[Data under study]
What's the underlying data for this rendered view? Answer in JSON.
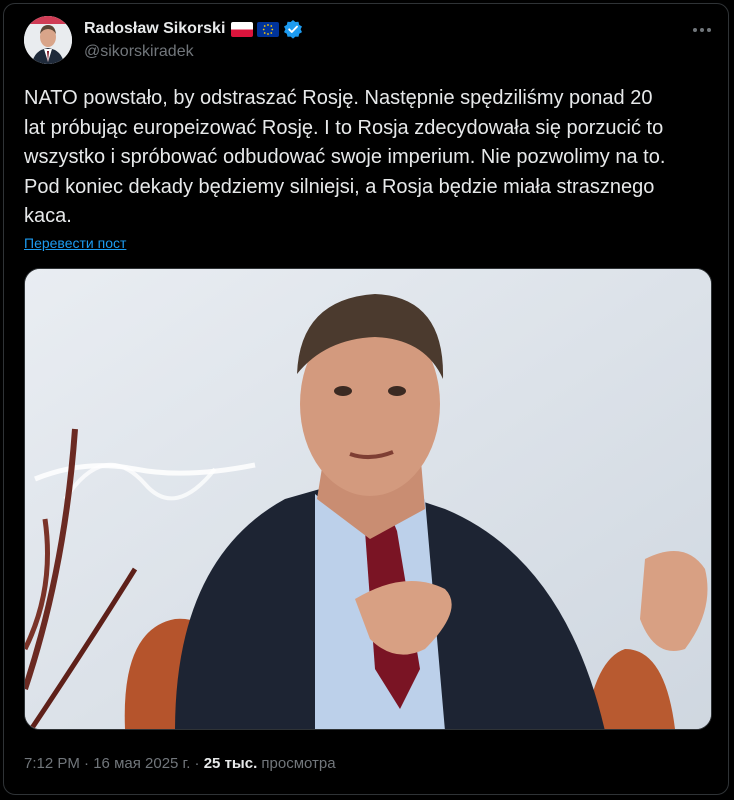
{
  "author": {
    "display_name": "Radosław Sikorski",
    "handle": "@sikorskiradek",
    "badges": [
      "poland-flag-icon",
      "eu-flag-icon",
      "verified-badge-icon"
    ]
  },
  "tweet": {
    "text": "NATO powstało, by odstraszać Rosję. Następnie spędziliśmy ponad 20\nlat próbując europeizować Rosję. I to Rosja zdecydowała się porzucić to\nwszystko i spróbować odbudować swoje imperium. Nie pozwolimy na to.\nPod koniec dekady będziemy silniejsi, a Rosja będzie miała strasznego\nkaca.",
    "translate_link": "Перевести пост"
  },
  "meta": {
    "time": "7:12 PM",
    "separator": "·",
    "date": "16 мая 2025 г.",
    "views_count": "25 тыс.",
    "views_label": "просмотра"
  },
  "colors": {
    "background": "#000000",
    "text": "#e7e9ea",
    "secondary": "#71767b",
    "link": "#1d9bf0",
    "verified": "#1d9bf0"
  }
}
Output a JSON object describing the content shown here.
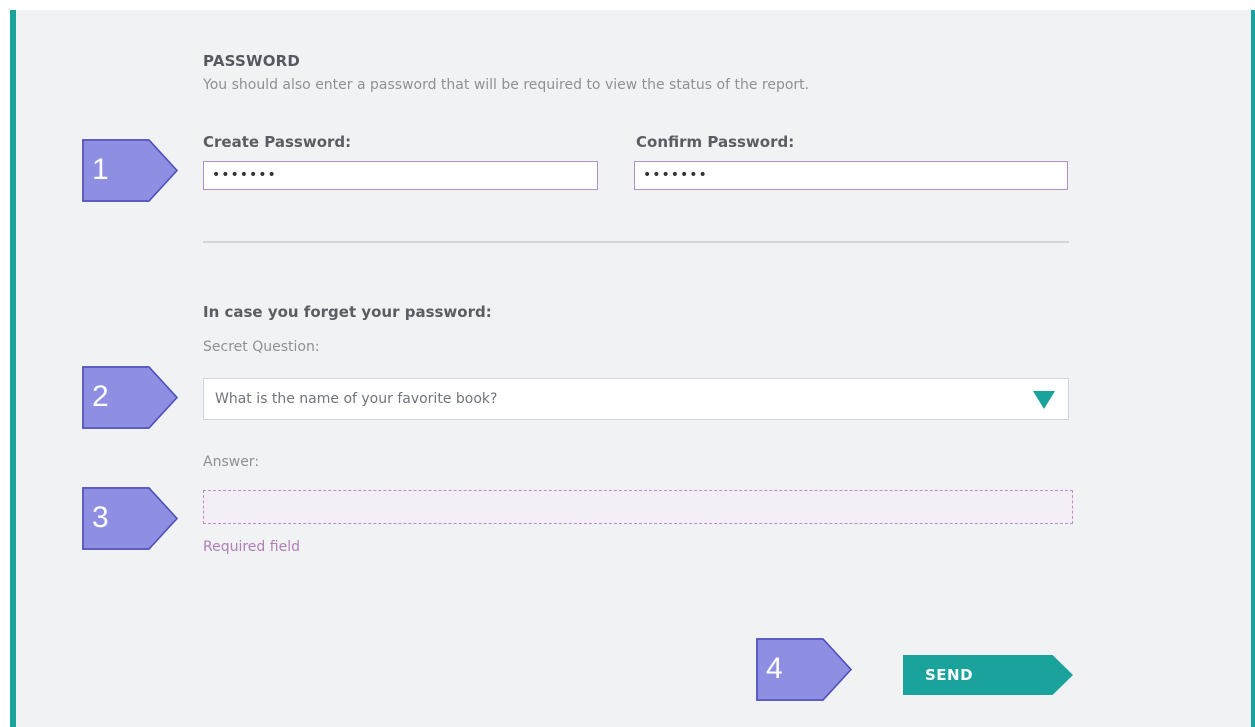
{
  "password_section": {
    "title": "PASSWORD",
    "description": "You should also enter a password that will be required to view the status of the report.",
    "create_label": "Create Password:",
    "create_value": "•••••••",
    "confirm_label": "Confirm Password:",
    "confirm_value": "•••••••"
  },
  "recovery_section": {
    "title": "In case you forget your password:",
    "question_label": "Secret Question:",
    "question_value": "What is the name of your favorite book?",
    "answer_label": "Answer:",
    "answer_value": "",
    "required_text": "Required field"
  },
  "actions": {
    "send_label": "SEND"
  },
  "callouts": [
    "1",
    "2",
    "3",
    "4"
  ],
  "colors": {
    "accent": "#1aa39c",
    "callout": "#8e8fe2",
    "input_border": "#b58fc3",
    "required": "#b07fb6",
    "panel_bg": "#f1f2f4"
  },
  "icons": {
    "dropdown": "triangle-down-icon"
  }
}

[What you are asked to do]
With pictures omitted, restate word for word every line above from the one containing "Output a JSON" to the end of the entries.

[Completed exercise]
Output a JSON object describing the content shown here.
{
  "password_section": {
    "title": "PASSWORD",
    "description": "You should also enter a password that will be required to view the status of the report.",
    "create_label": "Create Password:",
    "create_value": "•••••••",
    "confirm_label": "Confirm Password:",
    "confirm_value": "•••••••"
  },
  "recovery_section": {
    "title": "In case you forget your password:",
    "question_label": "Secret Question:",
    "question_value": "What is the name of your favorite book?",
    "answer_label": "Answer:",
    "answer_value": "",
    "required_text": "Required field"
  },
  "actions": {
    "send_label": "SEND"
  },
  "callouts": [
    "1",
    "2",
    "3",
    "4"
  ],
  "colors": {
    "accent": "#1aa39c",
    "callout": "#8e8fe2",
    "input_border": "#b58fc3",
    "required": "#b07fb6",
    "panel_bg": "#f1f2f4"
  },
  "icons": {
    "dropdown": "triangle-down-icon"
  }
}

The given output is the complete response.